    There is a pragmatic side to the appointment as well. With the United Nations convening now, there’s nothing but an empty seat to speak for the interests of the U.S. We needed someone there — but that seat has been open since January. Why the rush to fill it now? After all, Congress will be back in session relatively soon after their summer break. Why couldn’t we wait a few more months?

    As of now, Bolton is our U.N. ambassador until the next session of Congress is seated, which will be January 2007.

    Will he keep his post? Midterm elections take place next fall, and the GOP, if recent polls hold true, might take a beating — perhaps not enough to lose control of Congress but enough to send a message to the Republican Party. Bolton will still have those same questions about his demeanor and temper, and senators will still press for answers. With a 17-month tenure to examine, his uphill battle to convince skeptics will not get any easier. His job security depends on his performance — as it should.

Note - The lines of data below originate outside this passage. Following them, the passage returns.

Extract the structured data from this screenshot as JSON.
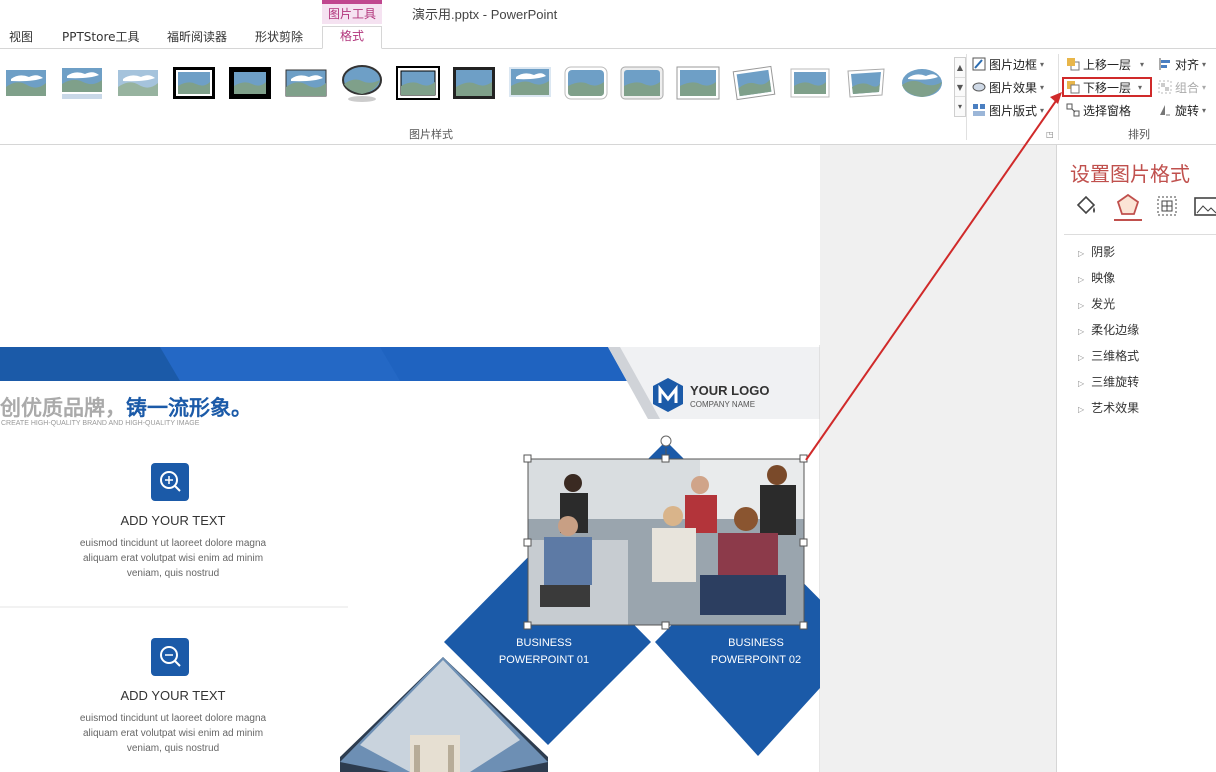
{
  "window": {
    "title": "演示用.pptx - PowerPoint"
  },
  "contextual_tab": "图片工具",
  "tabs": [
    {
      "label": "视图"
    },
    {
      "label": "PPTStore工具"
    },
    {
      "label": "福昕阅读器"
    },
    {
      "label": "形状剪除"
    },
    {
      "label": "格式",
      "active": true
    }
  ],
  "ribbon": {
    "picture_styles_label": "图片样式",
    "picture_border": "图片边框",
    "picture_effects": "图片效果",
    "picture_layout": "图片版式",
    "bring_forward": "上移一层",
    "send_backward": "下移一层",
    "selection_pane": "选择窗格",
    "align": "对齐",
    "group": "组合",
    "rotate": "旋转",
    "arrange_label": "排列"
  },
  "format_pane": {
    "title": "设置图片格式",
    "tab_icons": [
      "fill-line-icon",
      "effects-icon",
      "size-properties-icon",
      "picture-icon"
    ],
    "sections": [
      "阴影",
      "映像",
      "发光",
      "柔化边缘",
      "三维格式",
      "三维旋转",
      "艺术效果"
    ]
  },
  "slide": {
    "headline_gray": "创优质品牌，",
    "headline_blue": "铸一流形象。",
    "subline": "CREATE HIGH-QUALITY BRAND AND HIGH-QUALITY IMAGE",
    "logo_title": "YOUR LOGO",
    "logo_sub": "COMPANY NAME",
    "items": [
      {
        "heading": "ADD YOUR TEXT",
        "body": [
          "euismod tincidunt ut laoreet dolore magna",
          "aliquam erat volutpat wisi enim ad minim",
          "veniam, quis nostrud"
        ],
        "icon": "zoom-in-icon"
      },
      {
        "heading": "ADD YOUR TEXT",
        "body": [
          "euismod tincidunt ut laoreet dolore magna",
          "aliquam erat volutpat wisi enim ad minim",
          "veniam, quis nostrud"
        ],
        "icon": "zoom-out-icon"
      }
    ],
    "diamond1": [
      "BUSINESS",
      "POWERPOINT 01"
    ],
    "diamond2": [
      "BUSINESS",
      "POWERPOINT 02"
    ]
  },
  "colors": {
    "accent_blue": "#1b5aa8",
    "highlight_red": "#d02a2a",
    "pane_title": "#c0504d",
    "tab_accent": "#b2357c"
  }
}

    When Bush was forced to make a recess appointment, he could have chosen a seasoned and respectable diplomat, which he didn’t. There were several opportunities during the course of these events to go with someone or something more suitable to everyone, but none of them panned out. We’re stuck with Bolton.

    Now we have to make the best of it. We have to hope that he will serve the U.S. with dignity and respect for his co-workers. We have to hope he will be able to make some sort of progress with many that are already predisposed to disliking him.

    No compromise. No surrender. No likeability. Meet U.S. Ambassador John Bolton.

    Staff Editorial

    The Crimson White (U. Alabama)